So, when faced with this question, it might seem a bit daunting at first, but don't worry! With a little preparation and understanding, you'll find that answering this question can actually be quite straightforward compared to the others. Now, here's the interesting part: the second question that follows is designed to test your commitment to lifelong learning. It gives you a chance to demonstrate your enthusiasm for continuously growing and improving as a medical professional. So, let's dive in and look at some example answers.

Student 1’s answer:

“Teaching skills are crucial for doctors for several reasons. Firstly, as doctors, we often find ourselves in the role of educators, guiding patients and their families through complex medical information. By developing teaching skills, we can effectively communicate medical concepts in a way that patients can understand, empowering them to make informed decisions about their health. Additionally, teaching skills are essential in interdisciplinary collaboration, allowing us to effectively share knowledge and collaborate with other healthcare professionals.

To develop these skills throughout medical school, I plan on actively seeking opportunities to engage in teaching and mentorship activities. I aim to participate in medical student-led tutorials and workshops, where I can practice delivering information and facilitating learning. Additionally, I am keen to engage with patients during clinical rotations, taking the time to explain diagnoses, treatment plans, and answer their questions. By actively seeking feedback from patients, colleagues, and mentors, I can continuously refine my teaching skills and ensure that I am effectively conveying medical information to diverse audiences.”

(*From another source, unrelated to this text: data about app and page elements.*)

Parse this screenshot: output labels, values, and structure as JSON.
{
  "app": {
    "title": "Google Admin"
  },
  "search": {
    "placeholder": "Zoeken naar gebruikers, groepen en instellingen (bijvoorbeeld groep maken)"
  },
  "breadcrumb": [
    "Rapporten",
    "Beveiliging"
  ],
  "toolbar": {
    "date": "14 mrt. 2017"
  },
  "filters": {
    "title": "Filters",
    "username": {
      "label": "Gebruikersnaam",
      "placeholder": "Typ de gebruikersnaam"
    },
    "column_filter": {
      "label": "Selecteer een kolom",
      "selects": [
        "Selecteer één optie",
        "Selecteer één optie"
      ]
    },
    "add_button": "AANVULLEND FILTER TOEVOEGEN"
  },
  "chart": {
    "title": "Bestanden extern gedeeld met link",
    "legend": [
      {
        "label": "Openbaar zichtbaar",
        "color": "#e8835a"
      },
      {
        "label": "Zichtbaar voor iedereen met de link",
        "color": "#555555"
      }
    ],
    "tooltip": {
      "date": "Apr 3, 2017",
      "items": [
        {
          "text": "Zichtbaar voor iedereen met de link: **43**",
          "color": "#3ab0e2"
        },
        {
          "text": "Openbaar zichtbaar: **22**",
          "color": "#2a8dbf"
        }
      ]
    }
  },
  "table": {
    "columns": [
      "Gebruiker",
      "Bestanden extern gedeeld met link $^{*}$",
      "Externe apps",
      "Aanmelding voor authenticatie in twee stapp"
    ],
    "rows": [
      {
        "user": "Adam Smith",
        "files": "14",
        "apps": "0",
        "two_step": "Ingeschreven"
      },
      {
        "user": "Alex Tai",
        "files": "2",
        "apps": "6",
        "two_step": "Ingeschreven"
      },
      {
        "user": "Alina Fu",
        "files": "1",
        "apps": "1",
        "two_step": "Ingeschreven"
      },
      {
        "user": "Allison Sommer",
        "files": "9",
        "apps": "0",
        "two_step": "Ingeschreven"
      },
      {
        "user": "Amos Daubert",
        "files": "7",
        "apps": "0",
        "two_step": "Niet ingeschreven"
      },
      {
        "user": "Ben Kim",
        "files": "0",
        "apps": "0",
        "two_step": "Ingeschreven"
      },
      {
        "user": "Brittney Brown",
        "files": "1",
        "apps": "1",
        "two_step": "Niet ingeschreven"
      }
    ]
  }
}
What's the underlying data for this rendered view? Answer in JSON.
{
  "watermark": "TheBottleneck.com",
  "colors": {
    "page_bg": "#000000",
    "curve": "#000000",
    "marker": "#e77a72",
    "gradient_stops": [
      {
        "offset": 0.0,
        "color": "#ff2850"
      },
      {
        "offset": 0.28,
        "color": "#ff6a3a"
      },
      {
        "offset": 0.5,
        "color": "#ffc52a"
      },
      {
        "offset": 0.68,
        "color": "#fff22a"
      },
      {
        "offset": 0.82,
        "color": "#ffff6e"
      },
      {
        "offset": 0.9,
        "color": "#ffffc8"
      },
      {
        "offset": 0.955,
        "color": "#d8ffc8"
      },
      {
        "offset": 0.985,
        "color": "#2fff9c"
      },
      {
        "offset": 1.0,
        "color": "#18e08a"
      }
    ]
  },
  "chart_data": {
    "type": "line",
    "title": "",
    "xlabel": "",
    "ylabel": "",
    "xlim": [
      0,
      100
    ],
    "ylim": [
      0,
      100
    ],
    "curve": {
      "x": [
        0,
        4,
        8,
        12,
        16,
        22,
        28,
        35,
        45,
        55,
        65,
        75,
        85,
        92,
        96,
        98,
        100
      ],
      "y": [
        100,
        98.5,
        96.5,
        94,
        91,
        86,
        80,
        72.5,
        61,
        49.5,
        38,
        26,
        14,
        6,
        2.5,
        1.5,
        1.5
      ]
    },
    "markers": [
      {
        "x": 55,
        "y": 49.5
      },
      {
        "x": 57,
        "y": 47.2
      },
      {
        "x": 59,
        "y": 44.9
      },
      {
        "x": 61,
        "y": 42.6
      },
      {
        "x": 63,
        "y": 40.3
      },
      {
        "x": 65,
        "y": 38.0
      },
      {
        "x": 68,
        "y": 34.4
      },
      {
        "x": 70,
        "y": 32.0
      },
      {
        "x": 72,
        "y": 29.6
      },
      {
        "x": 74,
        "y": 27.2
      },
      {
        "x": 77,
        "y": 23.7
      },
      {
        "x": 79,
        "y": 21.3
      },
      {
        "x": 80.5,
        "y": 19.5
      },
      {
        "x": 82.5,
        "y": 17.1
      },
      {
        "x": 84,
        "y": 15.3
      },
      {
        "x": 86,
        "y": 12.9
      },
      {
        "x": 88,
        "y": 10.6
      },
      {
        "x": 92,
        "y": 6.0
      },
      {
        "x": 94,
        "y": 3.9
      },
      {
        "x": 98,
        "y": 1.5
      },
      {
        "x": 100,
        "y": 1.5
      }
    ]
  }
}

Student 2’s answer:

The development of teaching skills in doctors plays a pivotal role in advancing the field of medicine. By being able to effectively teach and educate others, doctors contribute to the dissemination of knowledge and the growth of medical practice. Teaching skills also foster a culture of continuous learning within the medical community, as doctors become not just practitioners, but also educators who inspire future generations of healthcare professionals.

Throughout medical school, I intend to actively engage in teaching opportunities. I plan on participating in peer-to-peer teaching sessions, where I can collaborate with fellow students to enhance our collective understanding of medical concepts. Additionally, I aim to join the local peer-teacher society, where I can collaborate with my peers to enhance my teaching proficiency. To further develop my skills, I will seek out mentorship from faculty members who have expertise in medical education and observe their teaching styles. By immersing myself in these experiences and embracing feedback, I can continually refine my teaching abilities and contribute to the growth of medical education.”

Both of these answers highlight the importance of teaching skills in doctors and demonstrate a proactive approach to developing these skills throughout medical school. Importantly, the students emphasise the role of effective communication with patients and interdisciplinary collaboration, showcasing their understanding of the broader impact of teaching skills in healthcare. Additionally, their plans to actively engage in teaching opportunities and seek mentorship demonstrate their commitment to continuous learning and improvement.


We hope this article has provided you with valuable insights into skills-based questions and their significance in the medical school interview process. By understanding the importance of these assessments and learning how to structure your responses effectively, you can confidently showcase your abilities and stand out during your interviews. Make sure to highlight key skills such as empathy, communication, critical thinking, and problem-solving, as these form the foundation of being a successful doctor. Remember - practice makes perfect! So, if you’re looking for an in-depth guide covering everything on answering interview questions, check out FutureDoc’s awesome Medicine Interview Course.

We wish you the best of luck in your medical school journey and may your skills and passion for medicine shine brightly throughout the application process!

Written by Rohan Mehra